‘The bigger danger, he continues, is that Israel fears a situation where the resistance prepares an infrastructure so Israel is unable to invade the Strip.’

He explained that Israel is currently waging ‘a clean war’ from its perspective, and therefore it feels comfortable with this war it is waging from a distance, without having to enter the camps and incur losses and damage.

He said: ‘I tend to believe that the occupation will realise illusionary victories and will try to enter the Strip by dividing it.’

He ruled out a full invasion, noting also that an invasion can have positive results for the Palestinian people by making the whole people resist the occupier. Such an invasion could rally the people together more than divide them. He added that, if an invasion does take place and the Israeli Army marches into the Strip and re-occupies it, such a reoccupation of the Strip would not be able to maintain itself there in the long-term.

He said: ‘The response to an invasion will be greater solidarity among the political forces, further stamina and ability to overcome our pain and wounds, further cohesion and establishment of operations rooms for the resistance forces.’

Musa also denounced the continuing seige of Gaza.
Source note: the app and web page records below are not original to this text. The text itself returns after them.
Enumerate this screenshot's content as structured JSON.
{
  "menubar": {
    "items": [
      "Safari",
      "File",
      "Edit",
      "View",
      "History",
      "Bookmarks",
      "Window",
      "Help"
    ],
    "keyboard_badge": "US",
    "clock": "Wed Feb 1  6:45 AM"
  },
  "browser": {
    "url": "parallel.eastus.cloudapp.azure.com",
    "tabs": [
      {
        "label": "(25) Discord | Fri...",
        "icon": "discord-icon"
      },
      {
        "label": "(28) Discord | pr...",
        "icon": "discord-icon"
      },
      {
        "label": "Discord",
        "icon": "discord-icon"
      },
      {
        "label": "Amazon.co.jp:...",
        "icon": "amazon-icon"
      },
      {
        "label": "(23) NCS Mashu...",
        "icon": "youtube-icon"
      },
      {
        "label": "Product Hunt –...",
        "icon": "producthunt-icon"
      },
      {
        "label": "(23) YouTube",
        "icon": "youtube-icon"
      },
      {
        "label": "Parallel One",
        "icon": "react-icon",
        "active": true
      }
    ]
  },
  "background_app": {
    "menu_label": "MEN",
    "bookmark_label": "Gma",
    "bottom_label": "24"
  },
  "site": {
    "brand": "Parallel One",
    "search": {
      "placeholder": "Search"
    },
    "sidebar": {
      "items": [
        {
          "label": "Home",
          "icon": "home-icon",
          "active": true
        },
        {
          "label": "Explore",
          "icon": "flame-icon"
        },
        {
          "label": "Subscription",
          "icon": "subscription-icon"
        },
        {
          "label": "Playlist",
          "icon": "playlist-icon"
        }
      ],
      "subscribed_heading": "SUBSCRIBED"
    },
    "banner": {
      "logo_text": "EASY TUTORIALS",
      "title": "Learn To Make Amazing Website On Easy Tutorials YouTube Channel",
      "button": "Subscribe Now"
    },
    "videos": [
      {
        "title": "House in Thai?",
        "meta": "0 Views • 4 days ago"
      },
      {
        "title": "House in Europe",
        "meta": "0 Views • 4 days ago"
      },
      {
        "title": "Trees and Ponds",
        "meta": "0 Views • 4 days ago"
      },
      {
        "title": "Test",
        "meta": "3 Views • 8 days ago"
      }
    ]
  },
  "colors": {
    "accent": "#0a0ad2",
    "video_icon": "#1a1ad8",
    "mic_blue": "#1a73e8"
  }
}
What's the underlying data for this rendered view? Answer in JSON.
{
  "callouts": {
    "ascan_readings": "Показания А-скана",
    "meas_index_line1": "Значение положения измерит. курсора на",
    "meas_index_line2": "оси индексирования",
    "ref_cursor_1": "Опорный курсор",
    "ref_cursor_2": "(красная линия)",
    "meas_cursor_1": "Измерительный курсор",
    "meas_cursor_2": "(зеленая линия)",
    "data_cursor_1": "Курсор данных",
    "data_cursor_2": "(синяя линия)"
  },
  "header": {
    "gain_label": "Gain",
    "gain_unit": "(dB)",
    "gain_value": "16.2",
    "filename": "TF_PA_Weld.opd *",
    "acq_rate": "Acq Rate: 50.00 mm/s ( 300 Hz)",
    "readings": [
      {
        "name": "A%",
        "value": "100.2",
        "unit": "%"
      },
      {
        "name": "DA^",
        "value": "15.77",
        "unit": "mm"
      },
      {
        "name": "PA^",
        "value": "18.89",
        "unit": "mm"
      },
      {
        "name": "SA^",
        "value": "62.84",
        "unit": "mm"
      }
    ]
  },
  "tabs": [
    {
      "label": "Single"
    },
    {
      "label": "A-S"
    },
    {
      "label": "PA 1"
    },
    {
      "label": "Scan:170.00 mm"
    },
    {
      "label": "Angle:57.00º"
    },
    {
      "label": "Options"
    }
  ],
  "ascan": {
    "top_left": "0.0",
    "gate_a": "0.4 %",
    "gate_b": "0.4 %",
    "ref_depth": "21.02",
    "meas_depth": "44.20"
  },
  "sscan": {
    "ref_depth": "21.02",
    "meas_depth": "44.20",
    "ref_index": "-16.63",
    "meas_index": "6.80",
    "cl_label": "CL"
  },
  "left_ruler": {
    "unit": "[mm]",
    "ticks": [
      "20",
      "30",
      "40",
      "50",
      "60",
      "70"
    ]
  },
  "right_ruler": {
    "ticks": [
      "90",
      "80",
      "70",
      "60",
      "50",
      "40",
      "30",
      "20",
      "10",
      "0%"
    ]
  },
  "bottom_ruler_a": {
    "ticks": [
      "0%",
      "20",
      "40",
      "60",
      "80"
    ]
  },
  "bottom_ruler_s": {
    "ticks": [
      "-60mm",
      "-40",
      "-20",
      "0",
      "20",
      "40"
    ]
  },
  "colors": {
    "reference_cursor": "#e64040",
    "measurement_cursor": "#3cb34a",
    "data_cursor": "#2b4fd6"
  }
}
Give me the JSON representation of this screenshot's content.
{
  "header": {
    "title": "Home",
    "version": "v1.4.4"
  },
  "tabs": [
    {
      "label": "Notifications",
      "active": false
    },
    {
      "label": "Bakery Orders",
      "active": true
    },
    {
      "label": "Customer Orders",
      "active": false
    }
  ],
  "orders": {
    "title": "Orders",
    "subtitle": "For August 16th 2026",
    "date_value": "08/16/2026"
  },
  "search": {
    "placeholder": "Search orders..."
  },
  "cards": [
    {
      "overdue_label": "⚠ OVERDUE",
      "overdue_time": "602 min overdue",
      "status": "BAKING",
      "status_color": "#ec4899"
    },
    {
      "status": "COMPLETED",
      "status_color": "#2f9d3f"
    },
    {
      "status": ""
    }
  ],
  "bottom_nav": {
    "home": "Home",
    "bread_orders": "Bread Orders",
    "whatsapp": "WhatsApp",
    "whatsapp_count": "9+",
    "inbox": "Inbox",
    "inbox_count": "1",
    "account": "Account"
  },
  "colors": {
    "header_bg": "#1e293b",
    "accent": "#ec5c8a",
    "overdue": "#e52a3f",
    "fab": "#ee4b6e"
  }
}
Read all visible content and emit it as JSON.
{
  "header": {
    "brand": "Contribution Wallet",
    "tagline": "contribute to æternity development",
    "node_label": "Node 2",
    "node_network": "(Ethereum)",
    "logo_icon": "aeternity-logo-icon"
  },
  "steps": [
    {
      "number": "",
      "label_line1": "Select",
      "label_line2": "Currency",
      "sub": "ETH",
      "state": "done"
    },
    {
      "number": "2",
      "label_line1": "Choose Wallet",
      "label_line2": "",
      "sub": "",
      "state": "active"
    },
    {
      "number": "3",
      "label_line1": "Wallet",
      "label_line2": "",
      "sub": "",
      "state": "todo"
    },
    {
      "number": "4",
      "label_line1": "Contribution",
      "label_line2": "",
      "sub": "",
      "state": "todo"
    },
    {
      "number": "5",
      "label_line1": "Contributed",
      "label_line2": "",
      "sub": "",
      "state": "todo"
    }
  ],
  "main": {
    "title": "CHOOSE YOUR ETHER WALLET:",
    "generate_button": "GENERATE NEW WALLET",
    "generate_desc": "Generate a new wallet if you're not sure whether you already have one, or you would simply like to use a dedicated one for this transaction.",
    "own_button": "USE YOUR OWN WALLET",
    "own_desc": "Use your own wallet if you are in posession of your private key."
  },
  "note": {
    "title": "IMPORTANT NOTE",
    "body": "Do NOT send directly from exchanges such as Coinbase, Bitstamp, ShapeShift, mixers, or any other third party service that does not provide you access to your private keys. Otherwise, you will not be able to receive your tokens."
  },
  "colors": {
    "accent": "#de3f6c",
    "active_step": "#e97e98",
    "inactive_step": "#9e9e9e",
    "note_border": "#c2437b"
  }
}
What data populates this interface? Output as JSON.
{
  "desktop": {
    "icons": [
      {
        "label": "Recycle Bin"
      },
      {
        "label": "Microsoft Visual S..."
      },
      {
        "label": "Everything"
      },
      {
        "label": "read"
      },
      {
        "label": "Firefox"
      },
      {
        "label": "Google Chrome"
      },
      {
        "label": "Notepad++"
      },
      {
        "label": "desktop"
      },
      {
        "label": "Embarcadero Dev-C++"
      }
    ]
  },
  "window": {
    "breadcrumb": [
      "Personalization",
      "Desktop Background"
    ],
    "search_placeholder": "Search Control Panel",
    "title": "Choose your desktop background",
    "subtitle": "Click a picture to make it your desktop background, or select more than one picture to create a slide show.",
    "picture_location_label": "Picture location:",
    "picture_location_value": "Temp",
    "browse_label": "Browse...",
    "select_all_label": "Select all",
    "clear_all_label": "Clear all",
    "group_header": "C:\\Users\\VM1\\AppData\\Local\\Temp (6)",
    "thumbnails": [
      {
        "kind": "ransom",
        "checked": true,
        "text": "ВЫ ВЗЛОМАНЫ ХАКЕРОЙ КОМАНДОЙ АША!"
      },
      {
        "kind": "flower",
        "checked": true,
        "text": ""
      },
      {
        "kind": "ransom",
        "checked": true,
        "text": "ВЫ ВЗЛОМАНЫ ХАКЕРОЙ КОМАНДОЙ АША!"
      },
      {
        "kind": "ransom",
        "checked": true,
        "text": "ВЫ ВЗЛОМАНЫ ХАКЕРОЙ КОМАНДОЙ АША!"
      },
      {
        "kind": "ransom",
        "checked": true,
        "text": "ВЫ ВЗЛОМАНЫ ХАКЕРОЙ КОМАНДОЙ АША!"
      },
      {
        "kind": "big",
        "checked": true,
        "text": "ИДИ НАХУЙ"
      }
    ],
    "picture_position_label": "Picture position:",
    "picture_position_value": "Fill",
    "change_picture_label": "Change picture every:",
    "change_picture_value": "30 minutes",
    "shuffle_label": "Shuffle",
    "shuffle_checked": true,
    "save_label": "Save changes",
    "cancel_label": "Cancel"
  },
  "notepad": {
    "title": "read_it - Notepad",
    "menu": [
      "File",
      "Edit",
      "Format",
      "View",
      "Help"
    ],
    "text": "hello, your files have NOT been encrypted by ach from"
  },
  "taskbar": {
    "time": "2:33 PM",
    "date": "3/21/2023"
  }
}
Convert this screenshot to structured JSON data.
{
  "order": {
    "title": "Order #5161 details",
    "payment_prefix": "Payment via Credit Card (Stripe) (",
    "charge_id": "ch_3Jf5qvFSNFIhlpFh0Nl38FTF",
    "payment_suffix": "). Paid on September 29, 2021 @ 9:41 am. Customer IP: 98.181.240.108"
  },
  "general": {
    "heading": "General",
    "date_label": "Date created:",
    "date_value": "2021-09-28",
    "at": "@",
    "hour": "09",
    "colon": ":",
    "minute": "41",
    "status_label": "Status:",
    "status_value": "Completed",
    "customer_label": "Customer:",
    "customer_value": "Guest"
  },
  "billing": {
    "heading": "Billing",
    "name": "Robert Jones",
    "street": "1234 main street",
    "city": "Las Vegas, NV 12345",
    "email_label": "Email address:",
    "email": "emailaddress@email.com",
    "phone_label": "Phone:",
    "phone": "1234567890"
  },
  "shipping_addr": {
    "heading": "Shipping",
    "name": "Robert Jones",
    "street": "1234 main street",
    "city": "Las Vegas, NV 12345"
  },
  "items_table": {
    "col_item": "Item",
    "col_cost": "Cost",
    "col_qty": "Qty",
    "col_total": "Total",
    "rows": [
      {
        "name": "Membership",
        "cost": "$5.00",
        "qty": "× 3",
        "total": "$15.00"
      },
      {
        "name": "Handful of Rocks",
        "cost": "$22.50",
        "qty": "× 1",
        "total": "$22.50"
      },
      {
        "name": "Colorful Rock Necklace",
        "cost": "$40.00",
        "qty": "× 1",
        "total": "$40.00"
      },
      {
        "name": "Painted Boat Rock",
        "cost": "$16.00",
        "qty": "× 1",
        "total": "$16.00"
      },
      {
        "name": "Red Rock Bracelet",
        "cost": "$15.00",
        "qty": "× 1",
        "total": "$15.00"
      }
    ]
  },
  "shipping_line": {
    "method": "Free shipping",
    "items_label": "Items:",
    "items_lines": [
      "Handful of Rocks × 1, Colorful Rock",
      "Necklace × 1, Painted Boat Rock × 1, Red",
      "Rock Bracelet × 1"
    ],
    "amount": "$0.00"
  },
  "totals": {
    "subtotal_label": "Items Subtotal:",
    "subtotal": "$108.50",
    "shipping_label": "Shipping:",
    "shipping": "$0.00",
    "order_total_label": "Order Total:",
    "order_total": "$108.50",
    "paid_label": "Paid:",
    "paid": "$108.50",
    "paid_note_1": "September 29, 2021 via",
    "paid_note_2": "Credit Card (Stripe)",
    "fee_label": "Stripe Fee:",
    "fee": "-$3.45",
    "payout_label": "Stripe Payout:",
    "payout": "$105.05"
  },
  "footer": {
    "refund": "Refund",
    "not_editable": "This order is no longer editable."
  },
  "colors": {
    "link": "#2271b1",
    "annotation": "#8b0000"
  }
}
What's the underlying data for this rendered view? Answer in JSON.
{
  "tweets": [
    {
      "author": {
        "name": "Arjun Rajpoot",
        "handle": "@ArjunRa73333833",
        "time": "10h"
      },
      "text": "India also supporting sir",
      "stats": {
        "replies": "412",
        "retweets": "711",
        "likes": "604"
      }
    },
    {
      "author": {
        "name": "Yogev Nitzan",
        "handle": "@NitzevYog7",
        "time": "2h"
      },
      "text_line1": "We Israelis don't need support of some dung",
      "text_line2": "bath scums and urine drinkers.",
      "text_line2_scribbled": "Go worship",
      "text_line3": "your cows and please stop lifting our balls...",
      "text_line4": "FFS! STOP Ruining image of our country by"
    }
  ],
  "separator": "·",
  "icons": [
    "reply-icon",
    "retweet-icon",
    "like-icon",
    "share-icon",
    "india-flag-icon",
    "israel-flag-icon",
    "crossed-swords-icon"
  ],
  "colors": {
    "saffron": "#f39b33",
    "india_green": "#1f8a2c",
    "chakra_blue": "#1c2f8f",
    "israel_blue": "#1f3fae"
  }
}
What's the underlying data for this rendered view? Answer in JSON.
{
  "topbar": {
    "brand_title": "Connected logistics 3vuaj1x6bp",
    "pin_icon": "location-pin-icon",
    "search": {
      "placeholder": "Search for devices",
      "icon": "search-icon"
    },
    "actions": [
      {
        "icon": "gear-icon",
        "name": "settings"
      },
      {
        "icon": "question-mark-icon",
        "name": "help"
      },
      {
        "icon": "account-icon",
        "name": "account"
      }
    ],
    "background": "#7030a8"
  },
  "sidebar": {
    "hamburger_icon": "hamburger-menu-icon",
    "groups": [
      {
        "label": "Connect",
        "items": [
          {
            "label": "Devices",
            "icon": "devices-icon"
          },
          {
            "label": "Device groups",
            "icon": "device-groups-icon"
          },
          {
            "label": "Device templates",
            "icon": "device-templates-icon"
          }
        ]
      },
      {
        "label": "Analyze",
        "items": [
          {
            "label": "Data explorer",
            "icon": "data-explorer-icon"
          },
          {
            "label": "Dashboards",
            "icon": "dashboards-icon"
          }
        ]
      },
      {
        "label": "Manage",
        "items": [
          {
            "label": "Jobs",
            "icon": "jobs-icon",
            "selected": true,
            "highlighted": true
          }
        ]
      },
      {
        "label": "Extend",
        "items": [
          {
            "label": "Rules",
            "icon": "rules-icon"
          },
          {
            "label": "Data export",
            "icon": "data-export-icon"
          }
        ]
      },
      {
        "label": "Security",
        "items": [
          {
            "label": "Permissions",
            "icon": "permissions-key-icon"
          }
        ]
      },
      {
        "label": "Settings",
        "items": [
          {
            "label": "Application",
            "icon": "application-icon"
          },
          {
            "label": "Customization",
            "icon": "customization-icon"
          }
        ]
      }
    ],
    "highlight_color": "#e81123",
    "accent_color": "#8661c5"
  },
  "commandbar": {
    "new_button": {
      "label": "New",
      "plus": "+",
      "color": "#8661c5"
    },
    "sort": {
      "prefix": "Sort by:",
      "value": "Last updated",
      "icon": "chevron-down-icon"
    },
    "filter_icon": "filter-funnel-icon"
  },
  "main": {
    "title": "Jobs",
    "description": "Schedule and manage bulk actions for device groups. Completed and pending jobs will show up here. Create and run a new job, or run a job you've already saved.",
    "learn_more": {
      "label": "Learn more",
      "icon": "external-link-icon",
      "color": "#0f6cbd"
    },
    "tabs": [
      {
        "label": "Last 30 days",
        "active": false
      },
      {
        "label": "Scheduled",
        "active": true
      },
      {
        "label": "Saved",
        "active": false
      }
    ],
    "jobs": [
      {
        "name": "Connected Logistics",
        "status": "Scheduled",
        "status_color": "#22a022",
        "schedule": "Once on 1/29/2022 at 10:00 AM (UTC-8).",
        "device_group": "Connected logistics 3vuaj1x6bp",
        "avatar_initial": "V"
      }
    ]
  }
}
‘It is not correct for this siege to continue. Whoever is inside a cell must knock at the door. Whoever is being besieged – that is, the 1.5 million Palestinians – must revolt against those who are besieging them.’

He asked Hamas and all the existing forces to revolt against the siege and not to wait to die a slow death.

‘It is neither correct nor acceptable for the Egyptian regime to continue closing the crossings.

‘Nor is it correct for the Arab world to stand aside watching. Nor is it correct for us to remain quiet.’

On whether Hamas has the ability to combine authority and resistance, Musa denies that Hamas is being targeted and prevented from coming to power. The target is Hamas’ programme, Palestinian nationalism, and Palestinian existence.